Anantnag: The construction on a new In-Patient Department (IPD) extension at Pulwama District Hospital has been going on for more than six years now, with no immediate completion of the block, or an end to the hospital’s space crunch, in sight.
The 100-bed extension to the hospital’s existing 60-bed IPD would have been a major relief to the patients thronging the hospital from different parts of Pulwama district and the two adjoining ones, Shopian and Budgam.
Work was started on the project in 2012, soon after it was sanctioned. It was handed over to the Jammu and Kashmir Housing Board Corporation (JKHBC).
The estimated cost for the project had been set at Rs 28.16 crore.
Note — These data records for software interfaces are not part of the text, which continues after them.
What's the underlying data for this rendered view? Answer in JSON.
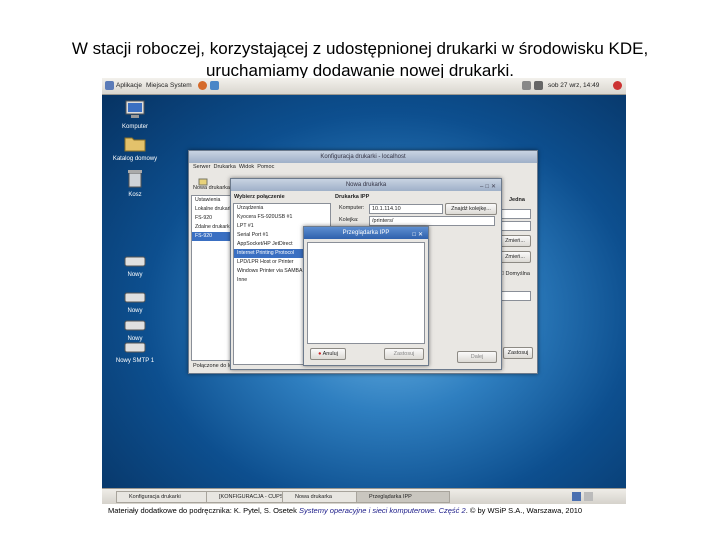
{
  "slide": {
    "title": "W stacji roboczej, korzystającej z udostępnionej drukarki w środowisku KDE, uruchamiamy dodawanie nowej drukarki.",
    "footer_prefix": "Materiały dodatkowe do podręcznika: K. Pytel, S. Osetek",
    "footer_book": "Systemy operacyjne i sieci komputerowe. Część 2",
    "footer_suffix": ". © by WSiP S.A., Warszawa, 2010"
  },
  "top_panel": {
    "menus": [
      "Aplikacje",
      "Miejsca",
      "System"
    ],
    "clock": "sob 27 wrz, 14:49"
  },
  "desktop_icons": [
    "Komputer",
    "Katalog domowy",
    "Kosz",
    "Nowy",
    "Nowy",
    "Nowy",
    "Nowy SMTP 1"
  ],
  "main_window": {
    "title": "Konfiguracja drukarki - localhost",
    "menus": [
      "Serwer",
      "Drukarka",
      "Widok",
      "Pomoc"
    ],
    "new_label": "Nowa drukarka",
    "tree": [
      "Ustawienia",
      "Lokalne drukarki",
      "FS-920",
      "Zdalne drukarki",
      "FS-920"
    ],
    "status": "Połączone do localhost",
    "side_buttons": [
      "Zmień...",
      "Zmień..."
    ],
    "right_tab": "Jedna",
    "checkbox_label": "Domyślna",
    "bottom_button": "Zastosuj"
  },
  "new_printer": {
    "title": "Nowa drukarka",
    "section_left": "Wybierz połączenie",
    "devices": [
      "Urządzenia",
      "Kyocera FS-920USB #1",
      "LPT #1",
      "Serial Port #1",
      "AppSocket/HP JetDirect",
      "Internet Printing Protocol",
      "LPD/LPR Host or Printer",
      "Windows Printer via SAMBA",
      "Inne"
    ],
    "section_right": "Drukarka IPP",
    "host_label": "Komputer:",
    "host_value": "10.1.114.10",
    "queue_label": "Kolejka:",
    "queue_value": "/printers/",
    "find_button": "Znajdź kolejkę...",
    "forward_button": "Dalej",
    "apply_button": "Zastosuj",
    "cancel_button": "Anuluj"
  },
  "ipp_browser": {
    "title": "Przeglądarka IPP"
  },
  "taskbar": {
    "tasks": [
      "Konfiguracja drukarki",
      "[KONFIGURACJA - CUPS 1.3]",
      "Nowa drukarka",
      "Przeglądarka IPP"
    ]
  },
  "colors": {
    "desktop_blue": "#0d4f8f",
    "active_title": "#2f61ac",
    "selection": "#3a6fc2"
  }
}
“The guidelines demand the project should have been completed by 2015 or at the most 2016. But it’s 2018, and the block is nowhere near completion,” a senior official in the hospital administration told Kashmir Reader.
He said that the Housing Board officials have been expressing helplessness in the wake of the project’s lack of funds.
“Only yesterday, I asked an official, and he assured me the block will be completed in just six months, provided funds flow properly – which looks like a bleak possibility as of now,” the official said.
The hospital is already overburdened, being the comparatively better facility among the three districts, Pulwama, Shopian and Budgam.
Scores of patients from the adjoining Shopian and Budgam districts come to the hospital for treatment, but are many a time referred to Srinagar or other places due to the want of space at the hospital.
“What can we do? Our IPD remains overbooked and we are forced to refer further patients,” a doctor at the hospital told Kashmir Reader. Moreover, the two districts, Pulwama and Shopian, remain volatile. During Cordon and Search Operations or protests, the hospital has a huge inflow of injured people.
“It’s not that we cannot handle the patients. But the question is where to keep them,” the doctor said, adding that the new block was supposed to have had two operation theatres, which would greatly have eased.
Housing Board officials acknowledged that the funds on the project have been trickling.
“Yes the project had to be completed in three to four years, but we faced scarcity of funds,” the Deputy General Manager (DGM) of the Housing Board for Pulwama, Sajad Kawoosa, told Kashmir Reader.
“We are trying our best to hand the hospital over to the authorities next year or so,” Kawoosa said.